Christina: I have a couple. So, for a business book. One of the books that really helped me and I think this could also help folks who are having a hard time describing themselves who are out there in the job hunt. It's called “Strengths Finder”. So, it's a book you read like 30 pages on this philosophy about how if we just tapped into our innate strengths instead of trying to force everybody to be at least this good at everything. If we just honed in on our innate strengths we'd be "A" better at things that we do. "B" we would be happier. Then you do a test online. It's kind of one of those highly agree, disagree kind of tests and it's timed. Then it shoots out your top five Innate strengths. Then it gives you general advice around it, what type of jobs you'd be good at. How to approach people with that type of strength how to work with different types of strengths. It's a good team builder and it's good for an individual to get some language about how to describe what you're really good at. Take that into job interviews, take that into sales pitches. Then some other books from local artists. I just want to shout out real quick Ijeoma Oluo, who dropped a book last year called "So You Want to Talk About Race" if you're interested in the social justice thing. Then that's a really good book to start just to kind of understand why it is important that we talk about race. Another local author and activist and prior mayoral candidate in Seattle Nikita Oliver dropped a poetry book called "Pebbles in My Shoes". Then I just found another local author who writes children's books where he makes black kids the hero of the book and his name is Jeffrey Cheatham who's got a book out called "Why is Jane so Mad". Those are my book recommendations.
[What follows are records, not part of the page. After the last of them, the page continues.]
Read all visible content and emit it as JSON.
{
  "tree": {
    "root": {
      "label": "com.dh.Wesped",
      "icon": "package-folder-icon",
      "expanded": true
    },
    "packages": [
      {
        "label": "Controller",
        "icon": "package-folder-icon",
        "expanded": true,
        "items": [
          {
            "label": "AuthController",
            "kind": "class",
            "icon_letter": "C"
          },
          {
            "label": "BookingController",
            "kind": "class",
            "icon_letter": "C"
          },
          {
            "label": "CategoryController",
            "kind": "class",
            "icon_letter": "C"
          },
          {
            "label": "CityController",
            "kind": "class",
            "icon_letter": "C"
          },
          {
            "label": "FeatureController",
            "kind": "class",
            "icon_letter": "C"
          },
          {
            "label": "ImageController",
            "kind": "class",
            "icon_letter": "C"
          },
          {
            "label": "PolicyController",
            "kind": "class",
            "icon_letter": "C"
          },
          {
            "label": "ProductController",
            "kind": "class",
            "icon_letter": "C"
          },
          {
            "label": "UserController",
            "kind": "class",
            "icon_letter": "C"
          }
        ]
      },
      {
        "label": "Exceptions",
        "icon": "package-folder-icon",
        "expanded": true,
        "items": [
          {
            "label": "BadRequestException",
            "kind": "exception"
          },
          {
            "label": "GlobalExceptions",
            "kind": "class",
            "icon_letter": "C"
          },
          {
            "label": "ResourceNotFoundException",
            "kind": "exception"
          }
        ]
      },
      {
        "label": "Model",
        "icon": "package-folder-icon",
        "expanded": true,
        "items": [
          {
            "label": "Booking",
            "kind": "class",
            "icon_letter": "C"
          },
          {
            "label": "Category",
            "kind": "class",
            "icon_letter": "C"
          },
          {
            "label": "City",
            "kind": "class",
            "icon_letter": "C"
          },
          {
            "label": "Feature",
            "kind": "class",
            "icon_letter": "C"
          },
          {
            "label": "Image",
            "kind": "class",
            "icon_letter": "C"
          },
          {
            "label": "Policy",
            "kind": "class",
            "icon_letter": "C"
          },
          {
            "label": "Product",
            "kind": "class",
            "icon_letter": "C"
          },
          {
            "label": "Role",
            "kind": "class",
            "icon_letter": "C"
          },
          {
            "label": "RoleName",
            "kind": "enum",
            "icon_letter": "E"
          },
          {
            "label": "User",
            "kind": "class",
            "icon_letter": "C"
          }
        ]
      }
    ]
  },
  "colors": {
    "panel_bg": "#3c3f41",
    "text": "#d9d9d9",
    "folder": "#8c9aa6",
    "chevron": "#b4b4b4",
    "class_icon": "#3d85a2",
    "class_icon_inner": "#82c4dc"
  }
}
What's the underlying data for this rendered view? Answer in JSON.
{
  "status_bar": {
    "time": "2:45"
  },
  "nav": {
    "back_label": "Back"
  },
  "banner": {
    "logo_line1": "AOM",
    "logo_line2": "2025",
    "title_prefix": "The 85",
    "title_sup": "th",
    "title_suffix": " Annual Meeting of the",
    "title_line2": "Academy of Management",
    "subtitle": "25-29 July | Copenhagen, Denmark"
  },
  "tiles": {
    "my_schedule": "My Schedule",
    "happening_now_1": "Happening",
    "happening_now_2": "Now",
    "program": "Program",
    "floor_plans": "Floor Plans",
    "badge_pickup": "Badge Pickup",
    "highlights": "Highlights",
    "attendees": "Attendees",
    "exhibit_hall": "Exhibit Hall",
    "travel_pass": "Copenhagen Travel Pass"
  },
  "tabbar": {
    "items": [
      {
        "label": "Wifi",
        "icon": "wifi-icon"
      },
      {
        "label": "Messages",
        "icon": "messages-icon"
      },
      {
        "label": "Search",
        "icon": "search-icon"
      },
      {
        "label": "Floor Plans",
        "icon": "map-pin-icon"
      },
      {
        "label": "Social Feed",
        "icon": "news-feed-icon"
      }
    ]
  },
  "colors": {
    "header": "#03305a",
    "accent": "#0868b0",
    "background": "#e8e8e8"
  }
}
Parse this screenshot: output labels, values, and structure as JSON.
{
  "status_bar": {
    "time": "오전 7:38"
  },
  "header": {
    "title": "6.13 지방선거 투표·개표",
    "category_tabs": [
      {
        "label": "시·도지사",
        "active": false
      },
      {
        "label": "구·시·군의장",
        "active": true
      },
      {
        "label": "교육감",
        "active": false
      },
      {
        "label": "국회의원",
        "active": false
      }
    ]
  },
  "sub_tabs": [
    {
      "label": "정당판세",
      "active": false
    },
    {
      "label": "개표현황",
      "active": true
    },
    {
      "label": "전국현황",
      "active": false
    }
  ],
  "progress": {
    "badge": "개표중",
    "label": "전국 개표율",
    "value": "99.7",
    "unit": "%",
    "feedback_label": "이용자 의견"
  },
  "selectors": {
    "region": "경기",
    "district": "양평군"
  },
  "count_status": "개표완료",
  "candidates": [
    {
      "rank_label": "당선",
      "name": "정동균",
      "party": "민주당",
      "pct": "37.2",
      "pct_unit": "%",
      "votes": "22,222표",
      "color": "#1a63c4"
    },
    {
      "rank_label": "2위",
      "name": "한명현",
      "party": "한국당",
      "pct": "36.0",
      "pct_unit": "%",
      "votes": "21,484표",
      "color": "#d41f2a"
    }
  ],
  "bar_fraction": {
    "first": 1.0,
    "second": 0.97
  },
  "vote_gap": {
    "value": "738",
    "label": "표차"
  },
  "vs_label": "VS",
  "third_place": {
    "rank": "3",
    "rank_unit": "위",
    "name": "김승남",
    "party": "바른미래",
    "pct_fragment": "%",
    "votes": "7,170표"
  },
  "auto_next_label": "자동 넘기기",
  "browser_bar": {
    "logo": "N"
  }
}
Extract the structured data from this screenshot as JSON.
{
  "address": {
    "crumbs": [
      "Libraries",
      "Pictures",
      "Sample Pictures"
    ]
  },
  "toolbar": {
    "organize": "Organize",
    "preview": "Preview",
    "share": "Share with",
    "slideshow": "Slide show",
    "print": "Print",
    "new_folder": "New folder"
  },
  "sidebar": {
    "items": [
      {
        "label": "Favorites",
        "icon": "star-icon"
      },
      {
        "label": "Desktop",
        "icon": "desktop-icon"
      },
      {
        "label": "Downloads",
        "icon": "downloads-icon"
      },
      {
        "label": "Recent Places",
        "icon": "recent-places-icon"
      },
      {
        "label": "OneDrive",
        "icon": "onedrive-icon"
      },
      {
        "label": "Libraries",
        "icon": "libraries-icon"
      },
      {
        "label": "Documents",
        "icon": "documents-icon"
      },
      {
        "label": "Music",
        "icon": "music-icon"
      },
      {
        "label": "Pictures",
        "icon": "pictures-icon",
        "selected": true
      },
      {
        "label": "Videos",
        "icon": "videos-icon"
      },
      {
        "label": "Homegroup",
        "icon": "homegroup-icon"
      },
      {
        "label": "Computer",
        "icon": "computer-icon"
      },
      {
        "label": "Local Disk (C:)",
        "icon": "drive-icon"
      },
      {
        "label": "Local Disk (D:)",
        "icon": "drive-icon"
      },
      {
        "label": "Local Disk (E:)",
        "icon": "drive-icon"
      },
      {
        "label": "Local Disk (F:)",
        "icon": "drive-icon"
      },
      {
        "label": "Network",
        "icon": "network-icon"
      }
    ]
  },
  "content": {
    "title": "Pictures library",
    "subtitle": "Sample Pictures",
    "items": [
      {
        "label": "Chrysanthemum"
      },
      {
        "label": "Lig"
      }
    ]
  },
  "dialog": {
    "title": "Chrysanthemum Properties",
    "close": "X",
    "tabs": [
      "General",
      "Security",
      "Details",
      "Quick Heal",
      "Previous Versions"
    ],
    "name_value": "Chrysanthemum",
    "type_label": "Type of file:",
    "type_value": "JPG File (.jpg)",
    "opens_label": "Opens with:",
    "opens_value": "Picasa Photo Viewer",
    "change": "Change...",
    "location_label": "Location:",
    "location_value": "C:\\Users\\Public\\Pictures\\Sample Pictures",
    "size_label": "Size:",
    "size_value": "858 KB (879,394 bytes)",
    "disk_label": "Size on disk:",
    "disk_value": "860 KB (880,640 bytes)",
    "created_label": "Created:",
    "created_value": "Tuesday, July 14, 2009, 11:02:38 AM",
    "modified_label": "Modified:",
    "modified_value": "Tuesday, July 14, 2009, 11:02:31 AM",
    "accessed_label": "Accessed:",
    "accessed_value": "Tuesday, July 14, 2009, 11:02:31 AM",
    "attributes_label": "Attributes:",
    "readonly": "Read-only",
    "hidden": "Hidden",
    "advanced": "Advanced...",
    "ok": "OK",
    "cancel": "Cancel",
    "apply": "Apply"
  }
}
Jason: Christina do you have a discount or free resource for the listeners?
Christina: I would absolutely encourage folks to follow up with me and I have a link for a reading list that includes none of the books that I just mentioned. But some other ones really focused around communication, creativity and public speaking skills. Then I'm also happy to take a 30-minute call if any of your listeners, who just want to maybe work on your elevator pitch or talk about their communication challenge. Or if you're kind of new in the industry or something and have questions about Entrepreneurship.
Jason: Christina, can you share your social media links for yourself or your company so people can reach out to you?
Christina: Like we said social media is important and so I've been really active on Instagram lately which is @_cBrennan. It's also my Twitter handle. If you hang out over there and then LinkedIn is the best place to connect with me. I've got more tips and articles and things there as well.
Jason: To our listeners will have the links to the book recommendations and everything else on our show notes and the show notes are at www.cavnessHRblog.com. Christina, we are coming to the end of our talk. Do you any last minute wisdom or vice on any subject you would like to talk about.
Christina: I actually came up with five tips to talk about, but we just kind of didn't get there. We're having such a good conversation. I'll go through them real quick and then I'll send them to you so you can put them in the show notes as well. But for any type of presentation, any type of communication always lead with the benefit. We kind of talked about that earlier. Open strong, make sure you get that attention early. Skip the jargon. Make sure that you know people, understand what language you're using. Define acronyms, things like that. Storytelling versus facts. People will remember your stories before they remember the things that you tell them and then always have a call to action. So, my call to action is to connect with me on social media. LinkedIn specifically is a good place and to just go be great today right. Is that our call to action? I'll let you do it. Sorry if I ruined it for you.
Jason: Christina, thank you for being here. You are doing a lot of great things for a lot of great causes.
Christina: Yeah, I'm excited to see cavnessHR grow too. Thank you for having me.
Jason: To our listeners, thank you for your time as well and remember to be great every day.